As the owner of IP rights, you have a range of options and actions you can take to prevent infringement.
Determining whether there has been an infringement of IP rights and what legal action is appropriate can be a complex exercise.
It is recommended that you talk to an IP professional before taking any infringement action or establishing an infringement strategy.
In some cases, simply threatening someone with infringement proceedings can incur a serious legal liability.
Develop an infringement strategy
IP rights are most effective when they are enforced as part of an infringement strategy.
An infringement strategy is not simply an intention to commence legal proceedings when you believe your IP rights are infringed. It involves a strategic assessment of your IP rights and setting parameters for beginning (and ending) infringement action.
There may be cases where your IP rights have been infringed, but you may be advised by your lawyer not to bring legal proceedings against the infringer. This may be due to:
- difficulties in proving the existence or ownership of the IP rights
- difficulties in proving infringement
- the costs of the proceedings outweigh the value of succeeding in the infringement action
You should develop an infringement strategy that suits your business needs and resources. Such a strategy should include:
Identification and awareness
Identify and record details of each piece of IP you own, educate your staff on IP rights and record details of permissions or licences to use IP.
You can take proactive measures to limit the incidence of infringements. These can include the use of software access codes or passwords, or physical protection measures, or data 'seeding' to enable easy detection of infringements.
Set out the methods that will be used to detect infringements. Detection methods can range from periodic review of competitors' products and advertising to campaigns specifically targeted at identifying infringements and infringers.
Define the process that will be used to select targets for infringement action and the type of action against each target. For example, if there are potentially too many infringements to prosecute, such as home taping of sound recordings, the strategy may specify the size and type of targets that will be pursued. In other cases the threshold may be set according to the financial resources of the infringer.
Budgets for infringement action
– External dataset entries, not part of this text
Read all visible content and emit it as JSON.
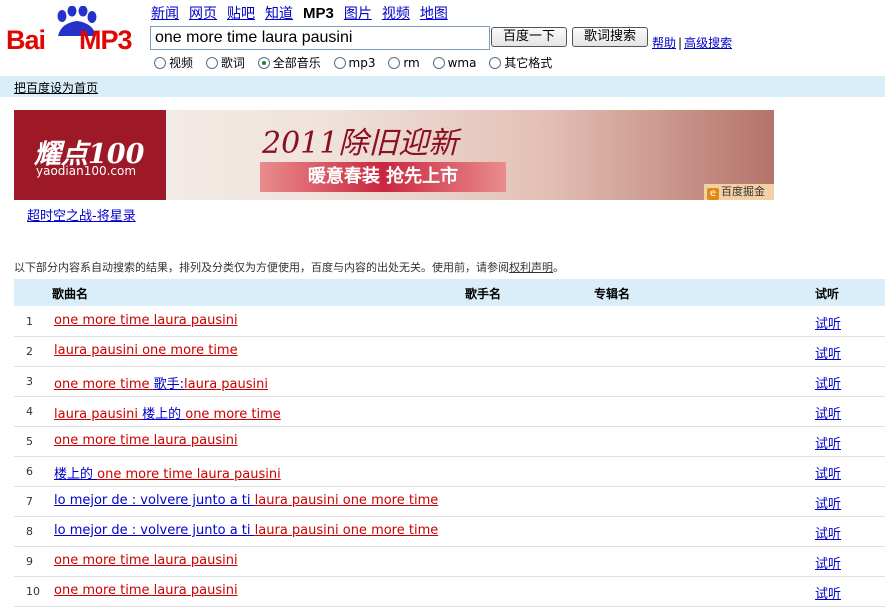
{
  "logo": {
    "bai": "Bai",
    "du": "du",
    "mp3": "MP3",
    "paw_color": "#2432c9"
  },
  "nav": [
    {
      "label": "新闻",
      "active": false
    },
    {
      "label": "网页",
      "active": false
    },
    {
      "label": "贴吧",
      "active": false
    },
    {
      "label": "知道",
      "active": false
    },
    {
      "label": "MP3",
      "active": true
    },
    {
      "label": "图片",
      "active": false
    },
    {
      "label": "视频",
      "active": false
    },
    {
      "label": "地图",
      "active": false
    }
  ],
  "search": {
    "value": "one more time laura pausini",
    "button": "百度一下",
    "lyrics_button": "歌词搜索"
  },
  "help": {
    "help": "帮助",
    "sep": "|",
    "advanced": "高级搜索"
  },
  "types": [
    {
      "label": "视频",
      "checked": false
    },
    {
      "label": "歌词",
      "checked": false
    },
    {
      "label": "全部音乐",
      "checked": true
    },
    {
      "label": "mp3",
      "checked": false
    },
    {
      "label": "rm",
      "checked": false
    },
    {
      "label": "wma",
      "checked": false
    },
    {
      "label": "其它格式",
      "checked": false
    }
  ],
  "home_link": "把百度设为首页",
  "banner": {
    "brand_name": "耀点100",
    "brand_url": "yaodian100.com",
    "headline": "2011除旧迎新",
    "promo": "暖意春装   抢先上市",
    "ad_tag": "百度掘金"
  },
  "ad_link": "超时空之战-将星录",
  "notice": {
    "text": "以下部分内容系自动搜索的结果，排列及分类仅为方便使用，百度与内容的出处无关。使用前，请参阅",
    "link": "权利声明",
    "end": "。"
  },
  "table": {
    "headers": {
      "song": "歌曲名",
      "artist": "歌手名",
      "album": "专辑名",
      "listen": "试听"
    },
    "rows": [
      {
        "num": "1",
        "parts": [
          {
            "t": "one more time laura pausini",
            "c": "red"
          }
        ],
        "listen": "试听"
      },
      {
        "num": "2",
        "parts": [
          {
            "t": "laura pausini one more time",
            "c": "red"
          }
        ],
        "listen": "试听"
      },
      {
        "num": "3",
        "parts": [
          {
            "t": "one more time ",
            "c": "red"
          },
          {
            "t": "歌手:",
            "c": "blue"
          },
          {
            "t": "laura pausini",
            "c": "red"
          }
        ],
        "listen": "试听"
      },
      {
        "num": "4",
        "parts": [
          {
            "t": "laura pausini ",
            "c": "red"
          },
          {
            "t": "楼上的 ",
            "c": "blue"
          },
          {
            "t": " one more time",
            "c": "red"
          }
        ],
        "listen": "试听"
      },
      {
        "num": "5",
        "parts": [
          {
            "t": "one more time laura pausini",
            "c": "red"
          }
        ],
        "listen": "试听"
      },
      {
        "num": "6",
        "parts": [
          {
            "t": "楼上的 ",
            "c": "blue"
          },
          {
            "t": " one more time laura pausini",
            "c": "red"
          }
        ],
        "listen": "试听"
      },
      {
        "num": "7",
        "parts": [
          {
            "t": "lo mejor de : volvere junto a ti ",
            "c": "blue"
          },
          {
            "t": "laura pausini one more time",
            "c": "red"
          }
        ],
        "listen": "试听"
      },
      {
        "num": "8",
        "parts": [
          {
            "t": "lo mejor de : volvere junto a ti ",
            "c": "blue"
          },
          {
            "t": "laura pausini one more time",
            "c": "red"
          }
        ],
        "listen": "试听"
      },
      {
        "num": "9",
        "parts": [
          {
            "t": "one more time laura pausini",
            "c": "red"
          }
        ],
        "listen": "试听"
      },
      {
        "num": "10",
        "parts": [
          {
            "t": "one more time laura pausini",
            "c": "red"
          }
        ],
        "listen": "试听"
      }
    ]
  }
}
All legal proceedings are potentially expensive and infringement actions can be among the most expensive. If you are unsuccessful, not only will you have incurred your own legal costs, but you will usually be liable for some or all of the legal costs of the person you alleged was an infringer.
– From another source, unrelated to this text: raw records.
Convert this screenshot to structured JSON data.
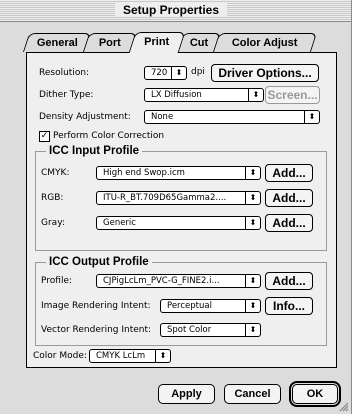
{
  "window": {
    "title": "Setup Properties"
  },
  "tabs": [
    {
      "label": "General"
    },
    {
      "label": "Port"
    },
    {
      "label": "Print",
      "active": true
    },
    {
      "label": "Cut"
    },
    {
      "label": "Color Adjust"
    }
  ],
  "print": {
    "resolution_label": "Resolution:",
    "resolution_value": "720",
    "resolution_unit": "dpi",
    "driver_options_button": "Driver Options...",
    "dither_label": "Dither Type:",
    "dither_value": "LX Diffusion",
    "screen_button": "Screen...",
    "density_label": "Density Adjustment:",
    "density_value": "None",
    "color_correction_label": "Perform Color Correction",
    "color_correction_checked": true,
    "icc_input": {
      "title": "ICC Input Profile",
      "cmyk_label": "CMYK:",
      "cmyk_value": "High end Swop.icm",
      "rgb_label": "RGB:",
      "rgb_value": "ITU-R_BT.709D65Gamma2....",
      "gray_label": "Gray:",
      "gray_value": "Generic",
      "add_label": "Add..."
    },
    "icc_output": {
      "title": "ICC Output Profile",
      "profile_label": "Profile:",
      "profile_value": "CJPigLcLm_PVC-G_FINE2.i...",
      "add_label": "Add...",
      "image_intent_label": "Image Rendering Intent:",
      "image_intent_value": "Perceptual",
      "info_label": "Info...",
      "vector_intent_label": "Vector Rendering Intent:",
      "vector_intent_value": "Spot Color"
    },
    "color_mode_label": "Color Mode:",
    "color_mode_value": "CMYK LcLm"
  },
  "footer": {
    "apply": "Apply",
    "cancel": "Cancel",
    "ok": "OK"
  },
  "icons": {
    "popup_arrows": "⬍",
    "checkmark": "✓"
  }
}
You can budget for this by considering the value of the IP to the company, what it is worth in approximate dollar terms, when to start and end an action, and setting goals for infringement action, such as obtaining injunctions or recovering damages.
Set goals for infringement action. These goals can include obtaining injunctions, recovering damages or deterrence through the use of publicity. Your infringement strategy should also assess how far you can go to protect your IP. An effective infringement strategy also considers likely outcomes, costs, benefits, and whether you need IP insurance.
The infringement strategy guide offered here is necessarily general and is not intended as an alternative to obtaining specific legal advice in relation to a particular situation of infringement.
Last Updated: 13/12/2012